Eight most amazing places to dive in the world
It is impossible to say where the best place in the world to dive is, because it all comes down to your personal preference. Whether you’re looking for up close and personal encounters with sharks or you just somewhere to enjoy a stunning view of a ghostly shipwreck, there is a dive to suit just about everyone. Here are eight of the best places to dive in the world.
Best for learning: UK
There is no better place to learn than in an environment that is comfortable for you. It has become popular to take a PADI diving course when you are on holiday, but in practice this means that you will be using a day of your holiday to learn how to do something. A much better idea is to take your introductory lessons in the UK before your holiday so that you can focus on actually going out to amazing dive sites when you are on location. Experience day provider Into the Blue specialises in beginner’s scuba diving lessons allowing you to master the basic concepts of diving in a safe environment.
Best for variety: Blue Corner, Palau, Micronesia
Palau is undoubtedly one of the world’s top diving destinations, and there is no site more popular than the Blue Corner. What really makes this area standard out is the incredible variety of sights. You’ll find reef sharks, sea turtles, barracuda, rays and much more biodiversity. Combine this with drops and a huge range of coral species – this is truly a special place to dive.
Best freshwater dive: Shicheng City, China
Freshwater diving is becoming more popular than ever before and there are some truly impressive sites that need to be on your diving bucket list. One example can be found in China’s Qiandao Lake. In 1959 the Chinese government flooded the Xin’an River in order to generate hydropower. This created the lake, which features the sunken city at the centre. The city is remarkably well preserved given that much of it was built in 200AD. Explore the city and you can find statues, homes and archways.

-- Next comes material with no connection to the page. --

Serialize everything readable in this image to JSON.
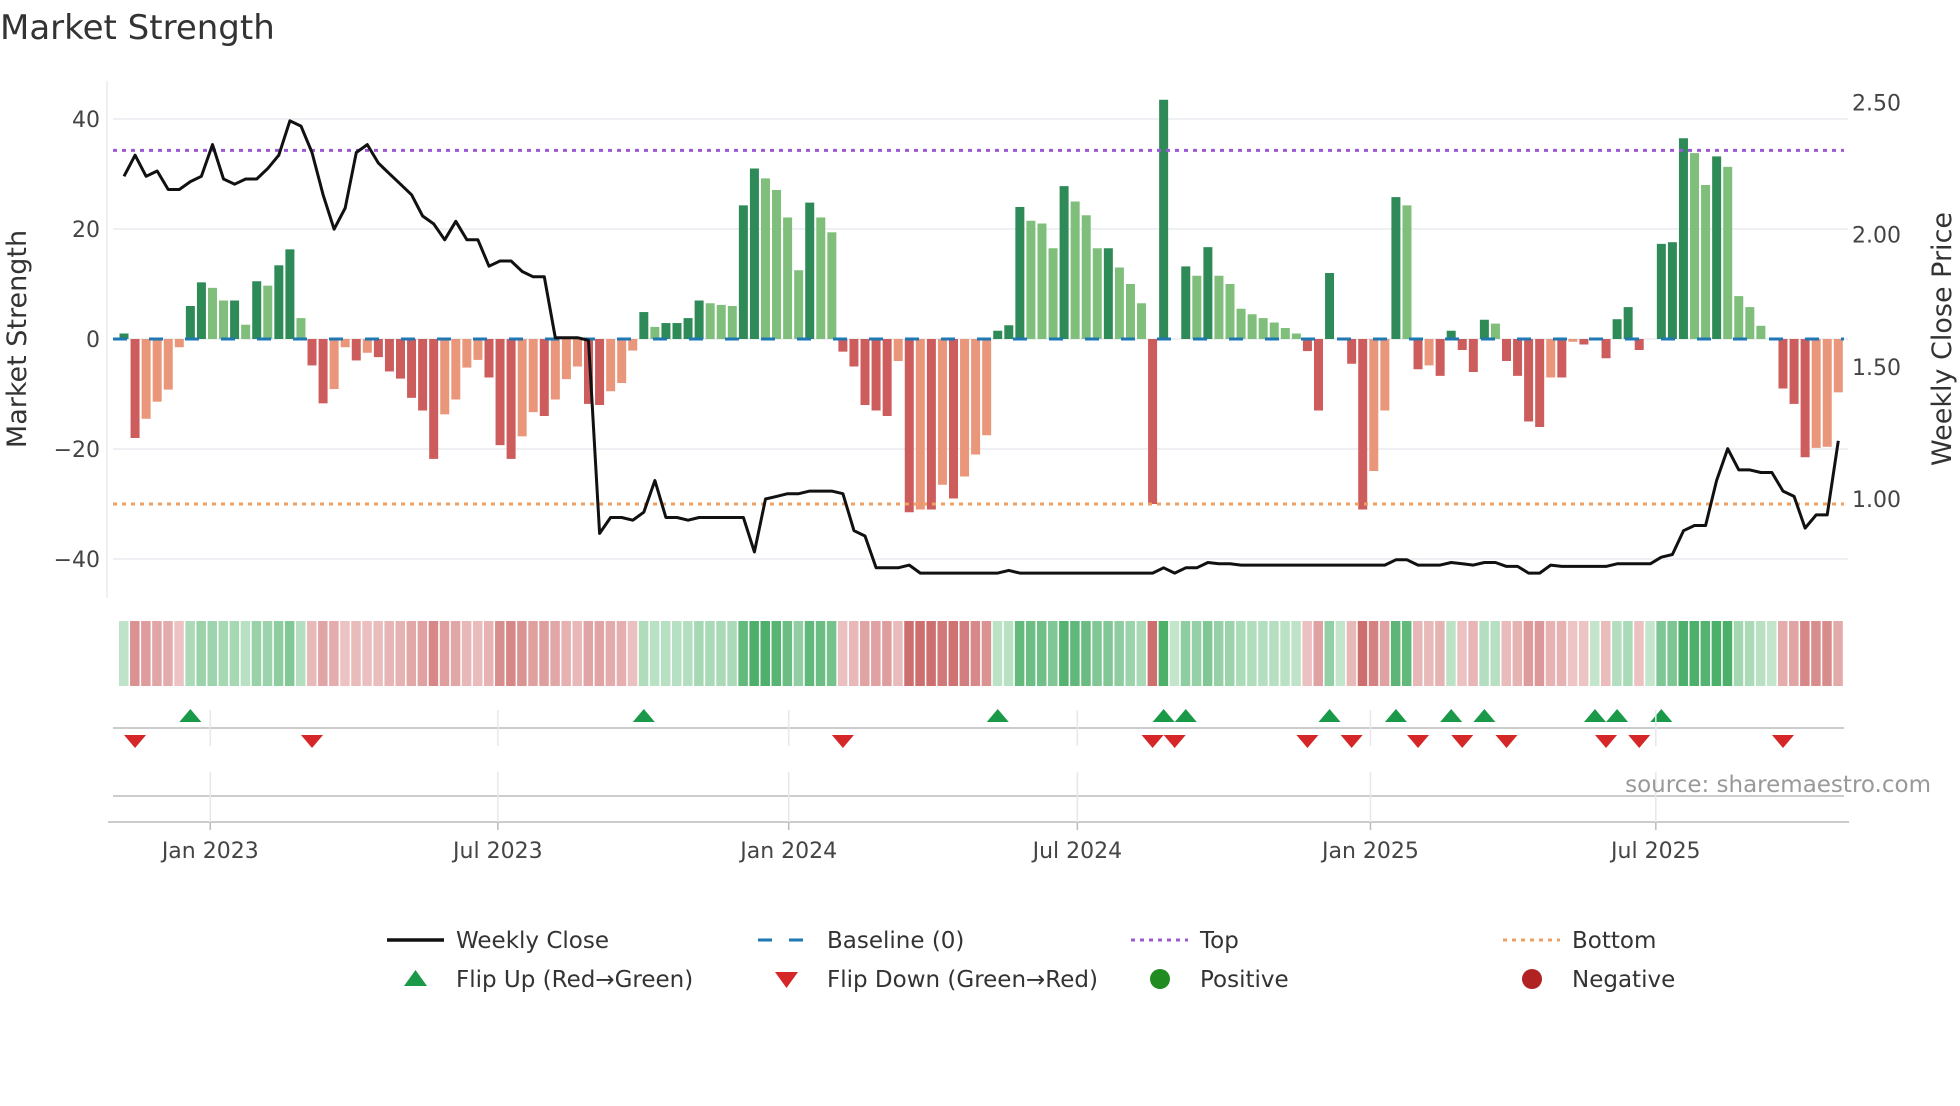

Best for liveaboard: Great Barrier Reef
For diving enthusiasts there might be no greater experience than living on a boat while exploring the Great Barrier Reef. Expect to see a little bit of everything while you are here – the famously stunning coral reef, schools of tropical fish, sharks, sea snakes, whales and dolphins, and that’s just the start. You can dive here all year round and the water never drops below 22 degrees, ensuring that you enjoy some of the most relaxed and pleasant diving available anywhere in the world.
Best for unique natural beauty: Great Blue Hole, Belize
A truly unique site is the Great Blue Hole just off the coast of Belize. It is an underwater sinkhole that plunges more than 120 metres deep. This is not a dive for beginners, but is undoubtedly a fantastic experience.
Best for whale sharks: Holbox, Mexico
Some of the most memorable scuba diving experiences are those that allow you to get up close to nature. One of the best examples comes in Holbox, where you can go swimming with whale sharks in the Gulf of Mexico. Whale sharks are enormous but completely harmless to humans, so you don’t need to have any concerns surrounding your safety. To swim alongside this majestic 14-metre long shark is truly something that you will never forget.
Best shipwreck: SS Thistlegorm, Red Sea, Egypt
The Red Sea is certainly one of the world’s most popular places to dive. With great visibility, excellent diversity of fish and stunning coral gardens, divers flock to Egypt to experience the beauty for themselves. But if you find yourself in this part of the world, you shouldn’t the SS Thistlegorm, one of the world’s finest shipwreck dive sites. The Thistlegorm was a British Merchant Navy ship that was sunk during World War II in 1941. The ship went down with a full cargo that included motorcycles, trucks, rifles and more, which are still intact and can be explored.
Best for visibility: Cayman Islands
If you’re looking for astonishing visibility from your dives, there might be nowhere better in the world than the Cayman Islands. The stunning azure waters offer an incredible 150 feet of visibility, allowing you to marvel at a tremendous variety of fish, turtles and more.